Coleman Dryer Cord
via Amazon

When moving a newer dryer into an older house, one common problem is that the dryer has a 4 prong plug yet the outlet is the older type that accepts only plugs with 3 prongs.

Can you convert? If so, how do you convert it by yourself?

Luckily, you do not need to replace your dryer. Instead, you have two options, each of which costs less than $20 and requires only a screwdriver.

Option A. Convert Outlet from 3 Prong into 4 Prong

One option is to convert the 3 prong outlet into a more modern 4 prong outlet that is up to code.

In terms of permitting and code, this is not absolutely necessary. Your 3 prong outlet will be grandfathered in.

Option B. Convert Dryer Cord from 4 Prong into 3 Prong

The second option is easier: convert the dryer cord so that its plug is 3 prong. That way, it will fit into your 3 prong outlet.

You may be heartened to learn that the electrical wiring part of this project is simple. The hardest part is something that is only partially "electrical":  re-attaching the restraint collar to the dryer.

How To Make The Switch

1. Get Your Materials And Tools Together

  • Cord: You need a 10/3 cord specifically labeled as a dryer cord. The "10" refers to the wire gauge, and the 3 refers to the number of individual wires within the cord.
  • Manual Phillips Screwdriver
  • Coleman 4-Foot 30-Amp 3-Wire Dryer Power Cord

2. Being Safe About Circuit Breakers and Electricity

Locate your home's service panel and shut off the circuit breaker controlling the dryer outlet.

Note that dryer outlets run from a double-wide circuit breaker, not single. Ensure that power is off with a voltage tester.

Why do this if you are not working on the outlet? With electrical--especially the higher, potentially lethal voltages associated with dryers--it is advised to exercise an abundance of caution.

3. Remove Dryer Safety Plate

On the dryer, remove the safety plate with your screwdriver. This is usually attached only by 1 or 2 screws.

4. Remove Dryer Cord

Still on the dryer, remove old cord and restraint with a hand or cordless drill.

It is easy to strip these soft screws with the cordless drill. Since they are short enough and loose enough to be unscrewed by hand, this is recommended. The restraint is the collar that fits tightly around the cord to hold it firm to the dryer.

5. Center Wire Of New Cord

Connect the center wire of the 10/3 cord to the center silver terminal. Screw in firmly but not so tight as to strip it.

6. Addressing Those Other Two Wires

Now you have two wires remaining to be attached to either of the two terminals beside the silver terminal. It does not matter which wire goes on which terminal, as both wires are hot. Screw in firmly.

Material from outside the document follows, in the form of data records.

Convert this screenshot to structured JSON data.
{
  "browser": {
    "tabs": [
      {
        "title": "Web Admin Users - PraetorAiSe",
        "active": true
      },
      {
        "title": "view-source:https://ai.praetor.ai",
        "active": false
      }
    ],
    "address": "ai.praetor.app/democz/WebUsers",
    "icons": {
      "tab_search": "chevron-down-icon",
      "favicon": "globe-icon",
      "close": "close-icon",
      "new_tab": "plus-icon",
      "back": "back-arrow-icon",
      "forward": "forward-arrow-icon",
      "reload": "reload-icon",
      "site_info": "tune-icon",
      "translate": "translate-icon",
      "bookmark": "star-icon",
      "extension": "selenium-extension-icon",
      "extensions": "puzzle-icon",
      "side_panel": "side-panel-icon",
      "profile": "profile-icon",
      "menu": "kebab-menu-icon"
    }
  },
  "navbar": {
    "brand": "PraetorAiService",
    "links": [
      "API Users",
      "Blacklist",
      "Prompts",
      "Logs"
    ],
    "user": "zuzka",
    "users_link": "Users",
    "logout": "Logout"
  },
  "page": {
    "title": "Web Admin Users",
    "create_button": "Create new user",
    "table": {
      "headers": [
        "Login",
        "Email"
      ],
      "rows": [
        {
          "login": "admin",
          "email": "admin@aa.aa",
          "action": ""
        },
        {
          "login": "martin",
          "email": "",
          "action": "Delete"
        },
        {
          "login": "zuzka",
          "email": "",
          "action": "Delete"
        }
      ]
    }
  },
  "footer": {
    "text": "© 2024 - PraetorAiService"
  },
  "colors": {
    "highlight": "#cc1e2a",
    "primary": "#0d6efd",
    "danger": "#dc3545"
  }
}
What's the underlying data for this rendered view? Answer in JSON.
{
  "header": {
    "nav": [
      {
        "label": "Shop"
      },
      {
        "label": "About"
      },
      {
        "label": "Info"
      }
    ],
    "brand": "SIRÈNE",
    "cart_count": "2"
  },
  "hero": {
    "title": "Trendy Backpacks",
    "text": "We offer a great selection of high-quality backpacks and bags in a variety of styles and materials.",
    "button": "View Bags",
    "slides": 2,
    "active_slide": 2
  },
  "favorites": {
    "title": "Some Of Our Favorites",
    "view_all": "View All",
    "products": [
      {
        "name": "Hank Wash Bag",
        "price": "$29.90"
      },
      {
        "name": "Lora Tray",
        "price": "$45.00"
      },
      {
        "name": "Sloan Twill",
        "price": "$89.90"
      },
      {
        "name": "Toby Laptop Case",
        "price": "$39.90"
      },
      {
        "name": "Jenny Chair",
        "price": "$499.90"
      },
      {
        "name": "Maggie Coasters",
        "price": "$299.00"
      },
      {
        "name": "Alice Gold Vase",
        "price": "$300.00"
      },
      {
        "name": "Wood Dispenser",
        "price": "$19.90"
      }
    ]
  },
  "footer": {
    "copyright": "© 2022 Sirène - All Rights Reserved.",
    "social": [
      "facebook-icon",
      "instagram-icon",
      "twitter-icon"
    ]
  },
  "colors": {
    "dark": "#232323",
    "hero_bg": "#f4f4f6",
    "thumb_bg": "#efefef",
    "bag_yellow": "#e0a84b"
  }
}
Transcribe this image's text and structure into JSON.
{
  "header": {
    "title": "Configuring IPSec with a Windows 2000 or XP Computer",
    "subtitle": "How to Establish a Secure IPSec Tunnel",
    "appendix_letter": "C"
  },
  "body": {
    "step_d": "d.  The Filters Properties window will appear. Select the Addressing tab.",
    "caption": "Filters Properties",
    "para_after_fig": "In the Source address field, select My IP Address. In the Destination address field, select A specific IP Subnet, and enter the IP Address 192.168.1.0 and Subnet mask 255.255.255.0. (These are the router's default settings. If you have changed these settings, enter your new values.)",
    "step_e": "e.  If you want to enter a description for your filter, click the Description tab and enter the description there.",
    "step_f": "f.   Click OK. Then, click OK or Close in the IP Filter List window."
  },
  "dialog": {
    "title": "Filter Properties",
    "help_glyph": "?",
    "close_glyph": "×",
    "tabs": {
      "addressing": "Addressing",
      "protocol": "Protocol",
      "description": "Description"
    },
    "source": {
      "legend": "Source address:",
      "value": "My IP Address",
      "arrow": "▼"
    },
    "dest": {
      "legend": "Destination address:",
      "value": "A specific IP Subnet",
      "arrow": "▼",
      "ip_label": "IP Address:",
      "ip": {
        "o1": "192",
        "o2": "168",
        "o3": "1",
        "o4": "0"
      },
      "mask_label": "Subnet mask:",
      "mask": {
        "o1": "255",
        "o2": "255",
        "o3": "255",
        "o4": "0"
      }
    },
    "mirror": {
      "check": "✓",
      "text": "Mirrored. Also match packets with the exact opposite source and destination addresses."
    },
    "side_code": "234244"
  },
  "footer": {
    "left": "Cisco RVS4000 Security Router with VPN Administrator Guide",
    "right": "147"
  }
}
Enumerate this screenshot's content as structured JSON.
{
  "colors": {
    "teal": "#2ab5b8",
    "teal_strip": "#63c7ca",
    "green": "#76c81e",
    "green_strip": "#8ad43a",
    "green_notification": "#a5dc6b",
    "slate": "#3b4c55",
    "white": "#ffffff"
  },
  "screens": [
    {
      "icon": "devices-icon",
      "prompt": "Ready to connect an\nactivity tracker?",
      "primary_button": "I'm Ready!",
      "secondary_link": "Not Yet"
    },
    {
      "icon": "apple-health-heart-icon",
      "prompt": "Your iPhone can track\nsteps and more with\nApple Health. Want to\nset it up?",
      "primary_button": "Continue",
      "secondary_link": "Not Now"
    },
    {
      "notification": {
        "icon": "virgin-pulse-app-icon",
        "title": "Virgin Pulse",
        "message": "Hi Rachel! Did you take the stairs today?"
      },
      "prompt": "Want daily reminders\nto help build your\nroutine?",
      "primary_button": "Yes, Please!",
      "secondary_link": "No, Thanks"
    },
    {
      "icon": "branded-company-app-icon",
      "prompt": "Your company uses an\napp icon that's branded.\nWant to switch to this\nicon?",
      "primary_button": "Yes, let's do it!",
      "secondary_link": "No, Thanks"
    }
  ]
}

7. Attach Restraint Collar

The hardest part is always the restraint collar.

From the outside of the dryer, you need to slide the tab end of one of the collar halves into the 10/3 cord wire hole. Do the same with the other half of the collar, except on the other side of the hold.

The two screws will, theoretically, easily draw the two halves together to tighten against the cord.

However, the two halves of the collar never seem to be parallel, and it takes quite a bit of effort to get the screws to catch.

As long as even the tips of the screws have "caught," you are good to go: turn the screws and they will slowly draw the halves together, even if the halves are not really parallel.

8. Replace Safety Place

With your manual screwdriver, turn in the screws that hold the safety plate to the dryer.

Of Special Note

To avoid the possibility of shock, you must ground the dryer. Return the frame ground strap to the center terminal post (neutral). When a 4 conductor cord is used, the frame ground has been located to its own dedicated terminal.